The definition of intelligence encompasses a variety of things, but society tends to narrow it down to capitalism (probably because it’s so tangible). In both conversation and politics, we praise entrepreneurs, calling them the lifeblood of America. And they deserve accolades (at least, the ones who didn’t steal their ideas from someone else, though even then it takes a certain cunning to grow it into a moneymaker).

But many intellectuals have skills that will never make them one red cent. The vast majority of musicians and writers come to mind. Even small-business owners. In all of these cases, the exceptions (successes) prove the rule.

We often forget that intelligence is not always proportional to the zeros on our checks. This is why it’s so dangerous to base our economic policies on the blanket notion that the richest are the smartest and best people. Just as it’s wrong to assume intelligent people have to be good at everything, it’s wrong to assume intelligent people specifically strive for — and succeed in — the game of business (or any narrow field, for that matter).

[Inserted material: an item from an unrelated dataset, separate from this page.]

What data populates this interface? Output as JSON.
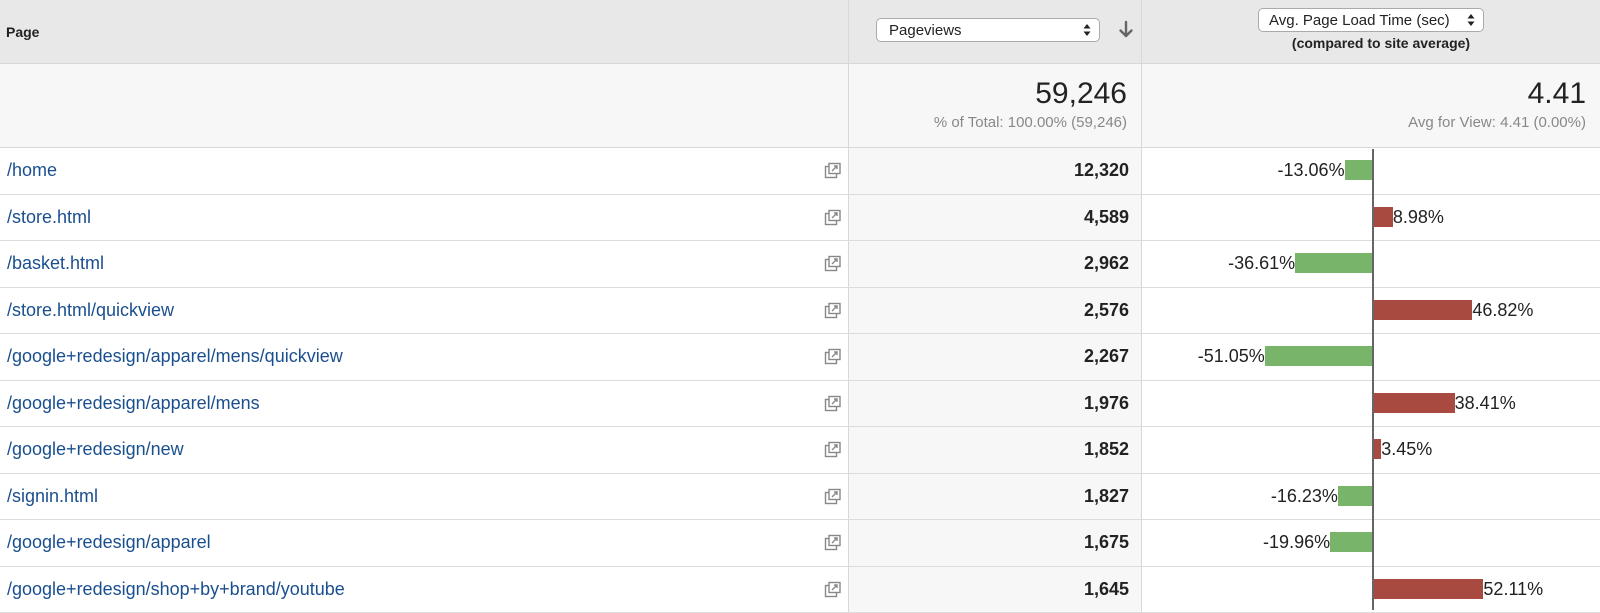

A man I once worked for, a Gordon Gekko type, said he thought I could be a millionaire someday. But while I feel more than capable of accruing such wealth, I have little inclination to do so. I have never been one of those people who looks where the money is and then chases it. Some would say that’s not smart of me. But the only way I will ever make that much money is if someone offers it to me to do what I love. I'm creative more than I'm capitalist.

For years, my mom has asked me: “Why don’t you write the next Harry Potter?” By which she means, the next moneymaking literary sensation. (Yeah, really, why not, Ian?) The way I see it, though, specifically aspiring to that would most likely result in some overly calculated fiction that wouldn’t reflect my style and would get lost anyway under an avalanche of other books by authors trying to catch the same lightning. I’m better off being me and leaving that genre to the pros. Whatever the eventual financial outcome, I’ll at least know I was smart enough to stick to what I know and love.

Intelligence is not some monolithic characteristic limited to certain people and specific aspirations. At best, a truly intelligent person possesses an ability to adapt to multiple situations, to at least give the appearance that they always know the score.

In other words, they can bullshit their way through life.

And that’s a skill I think we all aspire to master.

What very loosely inspired this: Could Michael Jackson have created Twitter?


Debra said...

I read this and by the time my eyes hit the "exception to the rule", I had to stop and think where I had seen that recently. So before I finish reading, I am posting the link as it was an itch that I had to scratch. (Not intended as an insult by the way)

Ian McGibboney said...

Yeah, I generally try not to say certain bombastic expressions. This is the exception that proves the rule (sorry).

Debra said...

Oh well, Everything happens For a reason I guess.